And that’s a problem. Cities will have to play a role in reducing greenhouse-gas emissions—even if the federal government does step up and mandate better fuel efficiency, increases in funding for public transit, targets for renewable energy use, and a cap-and-trade system for pollution. Cities can mandate building standards, determine where development will be allowed, tax or toll auto usage to encourage transit ridership, and a long list of other things the federal government simply cannot do. It isn’t enough for city governments to reduce their own emissions; they have to do more to encourage (or, better, require) citizens to change their own habits, too. Mandates from state government may be part of the answer (see Josh’s upcoming post on some smart, green bills coming up in this year’s legislative session), but local governments have a lot to answer for. If they aren’t working toward the goals they pledged to aim for, no one will.

RSS icon Comments

According to several accounts that have come out over the past year, many cities are not meeting the goals they agreed to; some mayors, in fact, appear not to even remember signing the agreement.

OK ... how to remind them, then? Do we need some agency to release a report card, so as to publicly shame or pressure the undeperforming cities into cleaning up their act?

Posted by tsm | January 11, 2008 1:01 PM

Like all the other cities, Seattle made the commitment based on little awareness of how difficult it would be. In the past couple years the City has busted ass to figure out what is necessary (giant props to the Green Ribbon Commission), and is now starting to make the difficult changes. In two years the City went from defending the tunnel as the environmental solution to advocating for congestion pricing, making transit / walking / biking more convenient than driving, saying we have to reduce VMT, and figuring out how to measure emissions effects of transportation investments. That's a big change.

So acknowledgment / commitment comes first, figuring out how comes second, holy shit comes third, and making it so comes eventually. We are punching way above our weight on this issue -- many of the other signer cities are looking for solutions and counting on Seattle to show the way. We're going to have to export both the policy and technical solutions as we find them (via the US Conference of Mayors, Western Climate Initiative, etc), but also the local activism and critical media attention that provides the pressure and political cover to follow thru on the hard choices.

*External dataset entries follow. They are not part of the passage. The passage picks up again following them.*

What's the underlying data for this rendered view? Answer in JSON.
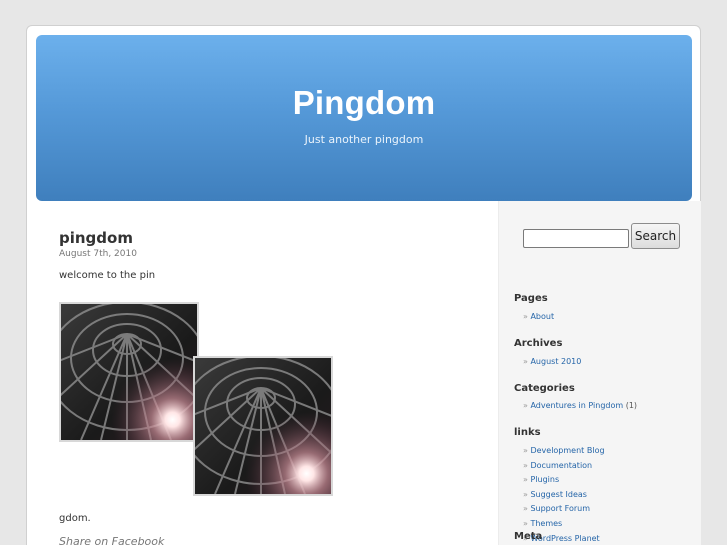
{
  "header": {
    "title": "Pingdom",
    "description": "Just another pingdom"
  },
  "post": {
    "title": "pingdom",
    "date": "August 7th, 2010",
    "text": "welcome to the pin",
    "tail_text": "gdom.",
    "share_link": "Share on Facebook",
    "images": [
      {
        "icon": "dome-ceiling-photo"
      },
      {
        "icon": "dome-ceiling-photo"
      }
    ]
  },
  "sidebar": {
    "search": {
      "placeholder": "",
      "value": "",
      "button_label": "Search"
    },
    "widgets": [
      {
        "title": "Pages",
        "items": [
          {
            "label": "About"
          }
        ]
      },
      {
        "title": "Archives",
        "items": [
          {
            "label": "August 2010"
          }
        ]
      },
      {
        "title": "Categories",
        "items": [
          {
            "label": "Adventures in Pingdom",
            "count": "(1)"
          }
        ]
      },
      {
        "title": "links",
        "items": [
          {
            "label": "Development Blog"
          },
          {
            "label": "Documentation"
          },
          {
            "label": "Plugins"
          },
          {
            "label": "Suggest Ideas"
          },
          {
            "label": "Support Forum"
          },
          {
            "label": "Themes"
          },
          {
            "label": "WordPress Planet"
          }
        ]
      },
      {
        "title": "Meta",
        "items": []
      }
    ],
    "bullet": "»"
  },
  "colors": {
    "header_top": "#6cb0ec",
    "header_bottom": "#3f7fbd",
    "link": "#2565a8",
    "page_bg": "#e7e7e7",
    "sidebar_bg": "#f5f5f5"
  }
}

Posted by Cary | January 11, 2008 2:03 PM

You know, the reality is many countries are having the same problems.

Doesn't mean they're not trying to progress, just that it can be difficult.

If the EPA would just get out of the way and let we sane states, with our 60 percent of the US economy, regulate green house gas emissions for vehicles, we would have a lot easier time of it, due to market incentives and the invisible hand of capitalism being on our side.

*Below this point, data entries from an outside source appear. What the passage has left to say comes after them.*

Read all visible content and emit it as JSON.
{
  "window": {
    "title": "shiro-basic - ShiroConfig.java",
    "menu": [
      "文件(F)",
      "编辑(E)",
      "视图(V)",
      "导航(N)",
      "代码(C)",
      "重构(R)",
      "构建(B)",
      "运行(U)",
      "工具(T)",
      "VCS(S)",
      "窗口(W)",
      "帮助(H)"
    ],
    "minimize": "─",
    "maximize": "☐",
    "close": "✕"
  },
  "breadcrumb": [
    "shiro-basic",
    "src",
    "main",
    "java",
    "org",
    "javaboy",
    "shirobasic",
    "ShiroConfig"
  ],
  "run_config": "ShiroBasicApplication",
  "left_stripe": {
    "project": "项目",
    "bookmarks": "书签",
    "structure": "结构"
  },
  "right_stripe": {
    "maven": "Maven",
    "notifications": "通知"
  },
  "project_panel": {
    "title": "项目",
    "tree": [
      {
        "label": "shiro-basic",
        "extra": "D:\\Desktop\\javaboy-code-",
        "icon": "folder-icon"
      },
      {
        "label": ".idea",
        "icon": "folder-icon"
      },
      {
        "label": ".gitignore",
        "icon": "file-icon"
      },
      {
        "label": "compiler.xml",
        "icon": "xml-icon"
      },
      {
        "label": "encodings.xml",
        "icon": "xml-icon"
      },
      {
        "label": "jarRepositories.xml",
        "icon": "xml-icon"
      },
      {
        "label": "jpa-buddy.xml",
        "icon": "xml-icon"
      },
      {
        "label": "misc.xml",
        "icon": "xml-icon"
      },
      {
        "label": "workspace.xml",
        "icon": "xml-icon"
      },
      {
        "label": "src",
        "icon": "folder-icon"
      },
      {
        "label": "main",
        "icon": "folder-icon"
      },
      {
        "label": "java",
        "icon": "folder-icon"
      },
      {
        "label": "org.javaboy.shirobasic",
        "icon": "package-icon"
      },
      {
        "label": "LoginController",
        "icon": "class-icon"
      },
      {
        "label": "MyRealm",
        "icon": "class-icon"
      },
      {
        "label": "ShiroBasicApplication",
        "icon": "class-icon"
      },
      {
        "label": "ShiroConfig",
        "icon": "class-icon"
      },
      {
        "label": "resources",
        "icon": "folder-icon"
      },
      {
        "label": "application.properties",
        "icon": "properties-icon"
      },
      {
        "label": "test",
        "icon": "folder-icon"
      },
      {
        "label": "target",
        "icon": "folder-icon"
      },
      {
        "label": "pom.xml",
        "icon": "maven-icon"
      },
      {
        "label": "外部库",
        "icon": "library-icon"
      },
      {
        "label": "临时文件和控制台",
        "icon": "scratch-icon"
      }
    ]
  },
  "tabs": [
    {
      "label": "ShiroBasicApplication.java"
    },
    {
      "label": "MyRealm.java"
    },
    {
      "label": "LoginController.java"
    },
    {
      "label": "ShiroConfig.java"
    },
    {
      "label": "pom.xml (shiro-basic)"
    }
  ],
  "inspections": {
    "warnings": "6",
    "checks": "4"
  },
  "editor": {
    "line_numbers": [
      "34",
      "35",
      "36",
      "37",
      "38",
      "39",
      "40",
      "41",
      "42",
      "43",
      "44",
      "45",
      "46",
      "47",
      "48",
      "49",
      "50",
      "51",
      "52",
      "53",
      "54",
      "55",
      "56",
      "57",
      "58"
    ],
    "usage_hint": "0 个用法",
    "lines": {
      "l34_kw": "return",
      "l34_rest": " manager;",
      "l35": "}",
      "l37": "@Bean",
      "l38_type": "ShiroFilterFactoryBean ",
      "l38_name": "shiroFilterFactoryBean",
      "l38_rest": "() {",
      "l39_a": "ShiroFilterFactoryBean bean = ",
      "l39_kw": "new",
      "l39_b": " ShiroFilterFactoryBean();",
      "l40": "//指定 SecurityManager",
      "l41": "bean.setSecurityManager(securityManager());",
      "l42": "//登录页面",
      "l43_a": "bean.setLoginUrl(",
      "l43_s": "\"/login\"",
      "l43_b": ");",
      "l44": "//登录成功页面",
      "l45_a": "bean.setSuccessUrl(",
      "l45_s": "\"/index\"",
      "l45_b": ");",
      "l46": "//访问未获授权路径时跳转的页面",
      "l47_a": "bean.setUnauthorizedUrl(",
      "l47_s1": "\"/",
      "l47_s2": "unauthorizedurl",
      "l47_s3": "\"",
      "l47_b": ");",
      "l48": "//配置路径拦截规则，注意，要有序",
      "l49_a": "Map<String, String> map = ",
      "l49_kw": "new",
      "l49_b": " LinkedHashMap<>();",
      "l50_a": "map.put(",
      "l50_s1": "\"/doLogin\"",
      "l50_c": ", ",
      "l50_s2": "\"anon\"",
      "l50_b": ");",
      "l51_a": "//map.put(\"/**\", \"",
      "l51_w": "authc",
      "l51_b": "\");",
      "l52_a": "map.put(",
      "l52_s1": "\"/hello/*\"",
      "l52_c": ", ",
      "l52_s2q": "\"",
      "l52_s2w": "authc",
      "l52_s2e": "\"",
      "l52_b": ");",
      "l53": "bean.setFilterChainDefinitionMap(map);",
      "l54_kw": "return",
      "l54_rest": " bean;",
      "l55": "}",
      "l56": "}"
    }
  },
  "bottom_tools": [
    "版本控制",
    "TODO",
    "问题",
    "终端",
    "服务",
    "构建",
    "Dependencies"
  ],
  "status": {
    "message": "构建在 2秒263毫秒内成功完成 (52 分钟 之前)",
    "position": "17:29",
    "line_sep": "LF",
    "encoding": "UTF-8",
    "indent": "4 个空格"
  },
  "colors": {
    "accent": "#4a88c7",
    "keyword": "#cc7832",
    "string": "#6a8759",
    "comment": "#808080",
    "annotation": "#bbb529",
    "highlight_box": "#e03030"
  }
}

Posted by Will in Seattle | January 11, 2008 3:07 PM

Give me a freaking break. Mayor Jowly talks a good game, but he can't implement his way out of a paper bag. Example: mega cruise liners get to plug into into the grid so they don't belch diesel fumes into the air, but cyclists don't even have night lights on Seattle's bike trails. I urge others to post your own examples. Seattle's population is increasing, the number of cars is increasing, congestion is increasing, the air smells like a petrochemical factory. When it comes right down to it, I can't think of a single damn thing that's green about Seattle, except maybe Mayor Fatty's hot air.

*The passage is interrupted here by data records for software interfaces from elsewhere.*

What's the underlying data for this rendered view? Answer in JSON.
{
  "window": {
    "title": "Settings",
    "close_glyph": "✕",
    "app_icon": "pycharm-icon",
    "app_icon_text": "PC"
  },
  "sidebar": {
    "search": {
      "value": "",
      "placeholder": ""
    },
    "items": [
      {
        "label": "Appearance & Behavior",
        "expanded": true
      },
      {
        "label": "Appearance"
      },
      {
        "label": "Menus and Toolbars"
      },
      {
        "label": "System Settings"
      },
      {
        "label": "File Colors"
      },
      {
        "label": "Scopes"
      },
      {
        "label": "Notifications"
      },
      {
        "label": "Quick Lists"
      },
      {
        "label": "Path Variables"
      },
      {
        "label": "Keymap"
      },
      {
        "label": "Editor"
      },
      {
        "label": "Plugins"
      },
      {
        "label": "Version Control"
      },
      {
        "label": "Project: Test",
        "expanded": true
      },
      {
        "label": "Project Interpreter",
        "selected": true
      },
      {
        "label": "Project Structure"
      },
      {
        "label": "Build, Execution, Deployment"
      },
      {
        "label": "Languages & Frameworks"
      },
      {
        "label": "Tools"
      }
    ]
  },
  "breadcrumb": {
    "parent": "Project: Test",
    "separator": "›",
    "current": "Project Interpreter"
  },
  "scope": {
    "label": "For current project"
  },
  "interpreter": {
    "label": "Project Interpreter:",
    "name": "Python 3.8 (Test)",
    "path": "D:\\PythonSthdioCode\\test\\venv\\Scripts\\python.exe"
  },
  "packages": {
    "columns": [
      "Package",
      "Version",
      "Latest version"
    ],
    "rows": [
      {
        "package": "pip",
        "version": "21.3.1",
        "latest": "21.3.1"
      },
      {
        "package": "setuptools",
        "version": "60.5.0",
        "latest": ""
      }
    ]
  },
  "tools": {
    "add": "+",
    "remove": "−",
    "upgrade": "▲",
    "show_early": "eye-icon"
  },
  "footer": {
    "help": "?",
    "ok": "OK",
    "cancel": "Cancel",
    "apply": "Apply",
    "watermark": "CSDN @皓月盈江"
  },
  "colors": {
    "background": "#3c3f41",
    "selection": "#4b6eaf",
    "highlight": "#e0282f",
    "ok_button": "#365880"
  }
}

Posted by Mud Baby | January 11, 2008 3:20 PM

A petro factory? Um, no.

Let's not hype things ok?

Posted by Will in Seattle | January 11, 2008 4:24 PM

Comments Closed

In order to combat spam, we are no longer accepting comments on this post (or any post more than 14 days old).